Filter this material down to the lines that hold "JSON", copying each one.

-=-=-

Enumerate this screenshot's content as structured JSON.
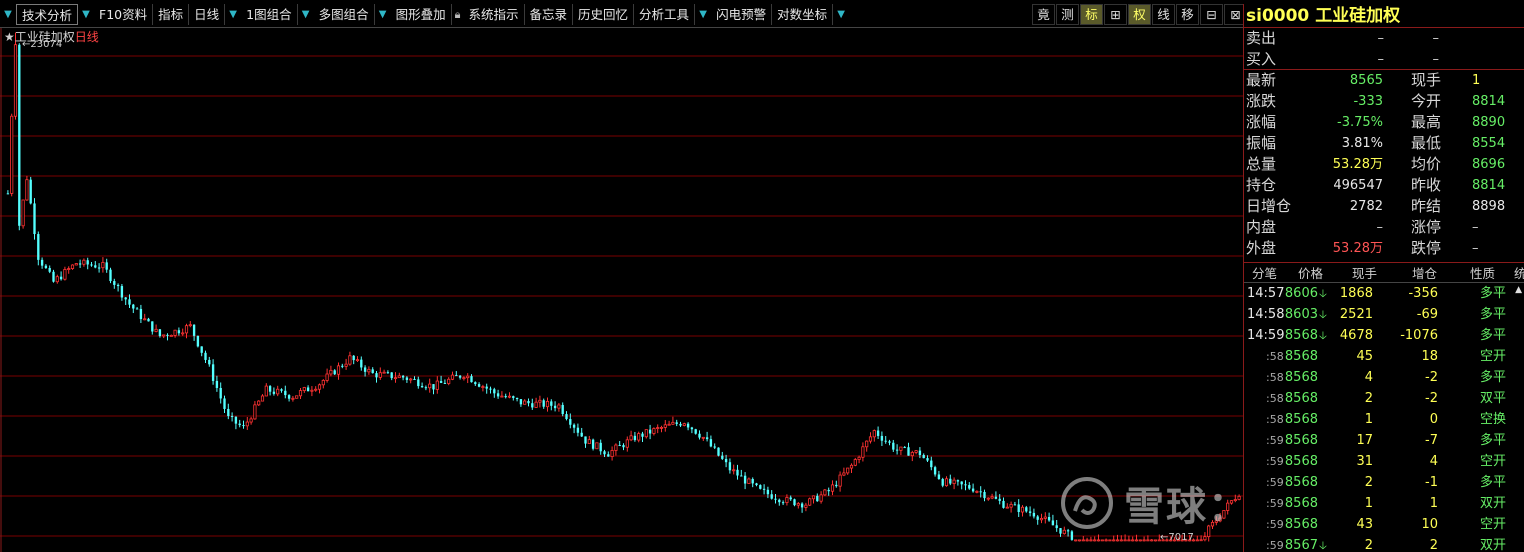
{
  "toolbar": {
    "left": [
      {
        "label": "技术分析",
        "arrow": true,
        "boxed": true
      },
      {
        "label": "F10资料"
      },
      {
        "label": "指标"
      },
      {
        "label": "日线",
        "arrow": true
      },
      {
        "label": "1图组合",
        "arrow": true
      },
      {
        "label": "多图组合",
        "arrow": true
      },
      {
        "label": "图形叠加",
        "lock": true
      },
      {
        "label": "系统指示"
      },
      {
        "label": "备忘录"
      },
      {
        "label": "历史回忆"
      },
      {
        "label": "分析工具",
        "arrow": true
      },
      {
        "label": "闪电预警"
      },
      {
        "label": "对数坐标",
        "arrow": true
      }
    ],
    "right": [
      {
        "label": "竟"
      },
      {
        "label": "测"
      },
      {
        "label": "标",
        "active": true
      },
      {
        "label": "⊞"
      },
      {
        "label": "权",
        "active": true
      },
      {
        "label": "线"
      },
      {
        "label": "移"
      },
      {
        "label": "⊟"
      },
      {
        "label": "⊠"
      }
    ]
  },
  "chart": {
    "star": "★",
    "name": "工业硅加权",
    "period": "日线",
    "high_label": "←23074",
    "low_label": "←7017",
    "high_value": 23074,
    "low_value": 7017,
    "up_color": "#ff3232",
    "down_color": "#54ffff",
    "grid_color": "#7a0000"
  },
  "chart_data": {
    "type": "candlestick",
    "instrument": "工业硅加权",
    "period": "日线",
    "high": 23074,
    "low": 7017,
    "close_last": 8565,
    "trend_path": [
      [
        0,
        18000
      ],
      [
        1,
        20500
      ],
      [
        2,
        22800
      ],
      [
        3,
        17000
      ],
      [
        5,
        18500
      ],
      [
        8,
        16000
      ],
      [
        12,
        15200
      ],
      [
        18,
        15800
      ],
      [
        25,
        15700
      ],
      [
        32,
        14500
      ],
      [
        40,
        13500
      ],
      [
        48,
        13800
      ],
      [
        53,
        12500
      ],
      [
        58,
        10900
      ],
      [
        62,
        10600
      ],
      [
        68,
        11800
      ],
      [
        75,
        11600
      ],
      [
        82,
        12000
      ],
      [
        90,
        12800
      ],
      [
        96,
        12300
      ],
      [
        104,
        12200
      ],
      [
        112,
        11900
      ],
      [
        120,
        12300
      ],
      [
        128,
        11700
      ],
      [
        135,
        11400
      ],
      [
        145,
        11300
      ],
      [
        152,
        10200
      ],
      [
        158,
        9800
      ],
      [
        165,
        10300
      ],
      [
        172,
        10600
      ],
      [
        178,
        10800
      ],
      [
        183,
        10300
      ],
      [
        190,
        9300
      ],
      [
        198,
        8600
      ],
      [
        205,
        8300
      ],
      [
        210,
        8200
      ],
      [
        216,
        8600
      ],
      [
        222,
        9400
      ],
      [
        228,
        10500
      ],
      [
        234,
        9900
      ],
      [
        240,
        9800
      ],
      [
        246,
        8900
      ],
      [
        254,
        8700
      ],
      [
        262,
        8200
      ],
      [
        270,
        7900
      ],
      [
        278,
        7300
      ],
      [
        285,
        6700
      ],
      [
        292,
        5800
      ],
      [
        298,
        4950
      ],
      [
        304,
        5300
      ],
      [
        310,
        6200
      ],
      [
        316,
        7400
      ],
      [
        320,
        8000
      ],
      [
        324,
        8565
      ]
    ]
  },
  "panel": {
    "code": "si0000",
    "name": "工业硅加权",
    "sell": {
      "label": "卖出",
      "v1": "–",
      "v2": "–"
    },
    "buy": {
      "label": "买入",
      "v1": "–",
      "v2": "–"
    },
    "rows": [
      {
        "l": "最新",
        "v": "8565",
        "vc": "c-green",
        "l2": "现手",
        "v2": "1",
        "v2c": "c-yellow"
      },
      {
        "l": "涨跌",
        "v": "-333",
        "vc": "c-green",
        "l2": "今开",
        "v2": "8814",
        "v2c": "c-green"
      },
      {
        "l": "涨幅",
        "v": "-3.75%",
        "vc": "c-green",
        "l2": "最高",
        "v2": "8890",
        "v2c": "c-green"
      },
      {
        "l": "振幅",
        "v": "3.81%",
        "vc": "c-white",
        "l2": "最低",
        "v2": "8554",
        "v2c": "c-green"
      },
      {
        "l": "总量",
        "v": "53.28万",
        "vc": "c-yellow",
        "l2": "均价",
        "v2": "8696",
        "v2c": "c-green"
      },
      {
        "l": "持仓",
        "v": "496547",
        "vc": "c-white",
        "l2": "昨收",
        "v2": "8814",
        "v2c": "c-green"
      },
      {
        "l": "日增仓",
        "v": "2782",
        "vc": "c-white",
        "l2": "昨结",
        "v2": "8898",
        "v2c": "c-white"
      },
      {
        "l": "内盘",
        "v": "–",
        "vc": "c-dash",
        "l2": "涨停",
        "v2": "–",
        "v2c": "c-dash"
      },
      {
        "l": "外盘",
        "v": "53.28万",
        "vc": "c-red",
        "l2": "跌停",
        "v2": "–",
        "v2c": "c-dash"
      }
    ],
    "ticks_header": [
      "分笔",
      "价格",
      "现手",
      "增仓",
      "性质",
      "统"
    ],
    "ticks": [
      {
        "t": "14:57",
        "p": "8606",
        "a": "🡣",
        "v": "1868",
        "c": "-356",
        "k": "多平",
        "small": false
      },
      {
        "t": "14:58",
        "p": "8603",
        "a": "🡣",
        "v": "2521",
        "c": "-69",
        "k": "多平",
        "small": false
      },
      {
        "t": "14:59",
        "p": "8568",
        "a": "🡣",
        "v": "4678",
        "c": "-1076",
        "k": "多平",
        "small": false
      },
      {
        "t": ":58",
        "p": "8568",
        "a": "",
        "v": "45",
        "c": "18",
        "k": "空开",
        "small": true
      },
      {
        "t": ":58",
        "p": "8568",
        "a": "",
        "v": "4",
        "c": "-2",
        "k": "多平",
        "small": true
      },
      {
        "t": ":58",
        "p": "8568",
        "a": "",
        "v": "2",
        "c": "-2",
        "k": "双平",
        "small": true
      },
      {
        "t": ":58",
        "p": "8568",
        "a": "",
        "v": "1",
        "c": "0",
        "k": "空换",
        "small": true
      },
      {
        "t": ":59",
        "p": "8568",
        "a": "",
        "v": "17",
        "c": "-7",
        "k": "多平",
        "small": true
      },
      {
        "t": ":59",
        "p": "8568",
        "a": "",
        "v": "31",
        "c": "4",
        "k": "空开",
        "small": true
      },
      {
        "t": ":59",
        "p": "8568",
        "a": "",
        "v": "2",
        "c": "-1",
        "k": "多平",
        "small": true
      },
      {
        "t": ":59",
        "p": "8568",
        "a": "",
        "v": "1",
        "c": "1",
        "k": "双开",
        "small": true
      },
      {
        "t": ":59",
        "p": "8568",
        "a": "",
        "v": "43",
        "c": "10",
        "k": "空开",
        "small": true
      },
      {
        "t": ":59",
        "p": "8567",
        "a": "🡣",
        "v": "2",
        "c": "2",
        "k": "双开",
        "small": true
      }
    ]
  },
  "watermark": {
    "text": "雪球：戴维斯双击"
  }
}
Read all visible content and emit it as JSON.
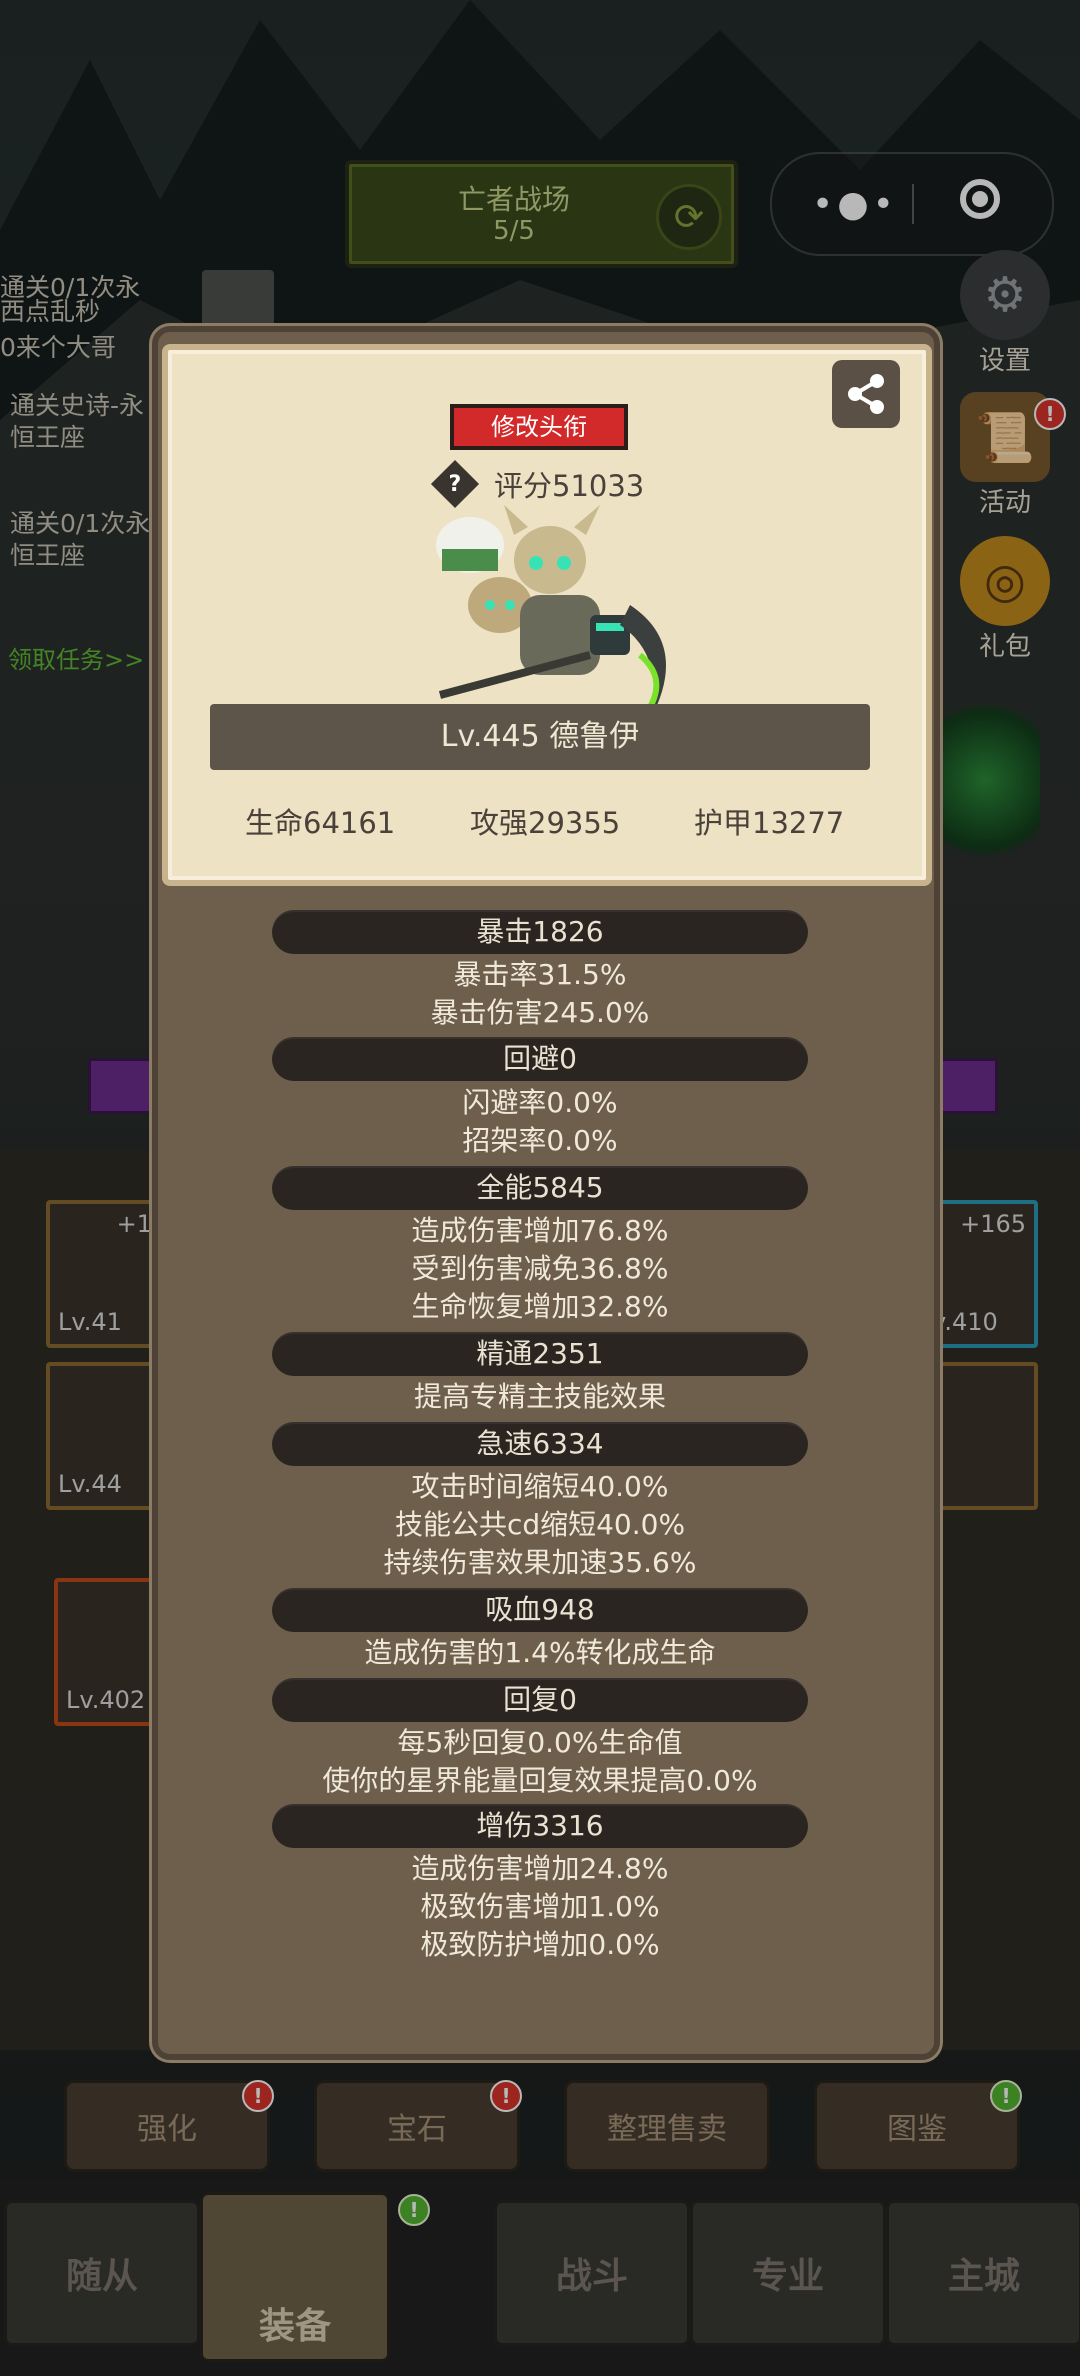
{
  "top": {
    "battle_title": "亡者战场",
    "battle_count": "5/5"
  },
  "quests": [
    {
      "text": "通关0/1次永"
    },
    {
      "text": "西点乱秒"
    },
    {
      "text": "0来个大哥"
    },
    {
      "text": "通关史诗-永"
    },
    {
      "text": "恒王座"
    },
    {
      "text": "通关0/1次永"
    },
    {
      "text": "恒王座"
    }
  ],
  "quest_link": "领取任务>>",
  "side": {
    "settings": "设置",
    "activity": "活动",
    "gift": "礼包"
  },
  "profile": {
    "edit_title": "修改头衔",
    "score": "评分51033",
    "name": "Lv.445 德鲁伊",
    "hp": "生命64161",
    "attack": "攻强29355",
    "armor": "护甲13277"
  },
  "stats": [
    {
      "header": "暴击1826",
      "lines": [
        "暴击率31.5%",
        "暴击伤害245.0%"
      ]
    },
    {
      "header": "回避0",
      "lines": [
        "闪避率0.0%",
        "招架率0.0%"
      ]
    },
    {
      "header": "全能5845",
      "lines": [
        "造成伤害增加76.8%",
        "受到伤害减免36.8%",
        "生命恢复增加32.8%"
      ]
    },
    {
      "header": "精通2351",
      "lines": [
        "提高专精主技能效果"
      ]
    },
    {
      "header": "急速6334",
      "lines": [
        "攻击时间缩短40.0%",
        "技能公共cd缩短40.0%",
        "持续伤害效果加速35.6%"
      ]
    },
    {
      "header": "吸血948",
      "lines": [
        "造成伤害的1.4%转化成生命"
      ]
    },
    {
      "header": "回复0",
      "lines": [
        "每5秒回复0.0%生命值",
        "使你的星界能量回复效果提高0.0%"
      ]
    },
    {
      "header": "增伤3316",
      "lines": [
        "造成伤害增加24.8%",
        "极致伤害增加1.0%",
        "极致防护增加0.0%"
      ]
    }
  ],
  "equip": {
    "slot1_lv": "Lv.41",
    "slot1_plus": "+1",
    "slot2_lv": "Lv.44",
    "slot3_lv": "Lv.402",
    "slot4_lv": "v.410",
    "slot4_plus": "+165"
  },
  "actions": [
    "强化",
    "宝石",
    "整理售卖",
    "图鉴"
  ],
  "tabs": [
    "随从",
    "装备",
    "战斗",
    "专业",
    "主城"
  ],
  "colors": {
    "accent_red": "#d22a2a",
    "badge_green": "#54b532",
    "panel": "#eee2c4"
  }
}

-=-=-

Response to this task:
Enumerate this screenshot's content as structured JSON.
Read all visible content and emit it as JSON.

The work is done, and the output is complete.